Her observations about the behaviour of Pakistani intellectuals and secular civil society, who failed to take notice of slow changes in the social and religious landscape around them, reminded me of the classical tale about boiling a frog in a pot. If a frog is thrown in a pot of boiling water, it will invariably jump out of the pot and try to save itself. But if the same frog is thrown in a pot of cold water that is heated very gradually, the frog does not realize it is being cooked, and sadly by the time the realisation dawns, it is too late to jump out because of its ebbing strength.
[B]Is Kashmir getting “cooked” slowly without anyone realizing it? Or directly put: Do Kashmiri intellectuals realize how rapidly social and religious landscape is deteriorating around them to the point that Kashmir valley is slowly turning into a mini-Pakistan?[B]
She conducted a poll among students in the top 10 elite universities of Pakistan. These students, mostly belonging to the ruling elite (wealthy feudal families or senior military officers with mostly secular upbringing and life style), will eventually define the future of the nation. Surprisingly, the poll results indicated that these students, coming mostly from liberal backgrounds, valued their pan-Islamic identity as more important than their national or even family identity, and while a majority of respondents agreed that “al-Qaeda is a terrorist organization,” a resounding majority also agreed with the Pakistan government’s decision to strip “Ahmadis” of their Muslim identity, and most respondents (potential future leaders) viewed only Sunnis as true Muslims.
It is easy to brush off any inference that Kashmir is going to turn into another Pakistan.

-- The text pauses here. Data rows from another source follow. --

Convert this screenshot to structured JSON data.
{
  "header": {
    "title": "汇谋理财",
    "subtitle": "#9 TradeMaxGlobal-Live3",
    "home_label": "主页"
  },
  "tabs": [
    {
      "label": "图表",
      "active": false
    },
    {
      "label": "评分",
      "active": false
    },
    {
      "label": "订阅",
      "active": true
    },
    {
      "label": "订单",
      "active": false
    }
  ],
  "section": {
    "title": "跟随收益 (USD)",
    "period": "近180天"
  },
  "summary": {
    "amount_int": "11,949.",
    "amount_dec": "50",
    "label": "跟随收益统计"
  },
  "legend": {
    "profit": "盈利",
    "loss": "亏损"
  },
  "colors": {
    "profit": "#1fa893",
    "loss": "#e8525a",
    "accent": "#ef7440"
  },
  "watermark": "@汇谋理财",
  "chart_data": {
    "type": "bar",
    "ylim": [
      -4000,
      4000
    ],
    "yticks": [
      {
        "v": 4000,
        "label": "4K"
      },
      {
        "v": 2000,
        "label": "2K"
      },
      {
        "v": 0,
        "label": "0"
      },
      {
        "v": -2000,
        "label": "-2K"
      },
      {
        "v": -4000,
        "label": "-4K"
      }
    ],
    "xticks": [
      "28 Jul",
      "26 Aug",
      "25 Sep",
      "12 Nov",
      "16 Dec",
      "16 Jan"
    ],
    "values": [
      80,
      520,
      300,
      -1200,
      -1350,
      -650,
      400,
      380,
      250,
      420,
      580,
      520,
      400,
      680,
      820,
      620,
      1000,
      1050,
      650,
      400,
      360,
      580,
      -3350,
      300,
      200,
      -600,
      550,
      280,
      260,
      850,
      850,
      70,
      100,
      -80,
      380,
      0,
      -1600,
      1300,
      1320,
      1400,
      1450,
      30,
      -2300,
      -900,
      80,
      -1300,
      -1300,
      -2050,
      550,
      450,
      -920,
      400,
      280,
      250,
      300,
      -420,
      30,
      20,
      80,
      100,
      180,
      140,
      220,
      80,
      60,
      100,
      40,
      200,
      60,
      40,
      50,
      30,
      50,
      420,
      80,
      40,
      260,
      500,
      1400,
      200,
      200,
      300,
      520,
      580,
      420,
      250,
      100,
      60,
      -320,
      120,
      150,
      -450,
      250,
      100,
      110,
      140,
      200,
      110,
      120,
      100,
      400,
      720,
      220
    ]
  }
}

In fact, Kashmiris would rather not be associated with Pakistan, as determined by the opinion poll conducted by the Chatham House in 2009 on both sides of the Line of Control (LoC), and released in May 2010. On the Indian side of Kashmir, only 2% opted to join Pakistan (28% opted to join India, whereas 43% opted for independence), but the reality is reflected in the hold that Islamists have over Kashmiri society today. Many will argue that Kashmir's real problem is a public desire for "azadi", but a truly independence-seeking public would be inclusive and bring all constituencies and diverse interests on board. That is not so in Kashmir where the anti-India liberation movement is stridently radical and fundamentalist in its outlook and appeal. Indeed, harvesting religious sentiments is the "low hanging fruit" that even so called pro-India political parties in Kashmir find convenient to pluck, reinforcing a subtle agenda to capitalize on the narrative that is increasingly strident and pan-Islamic in its undertones.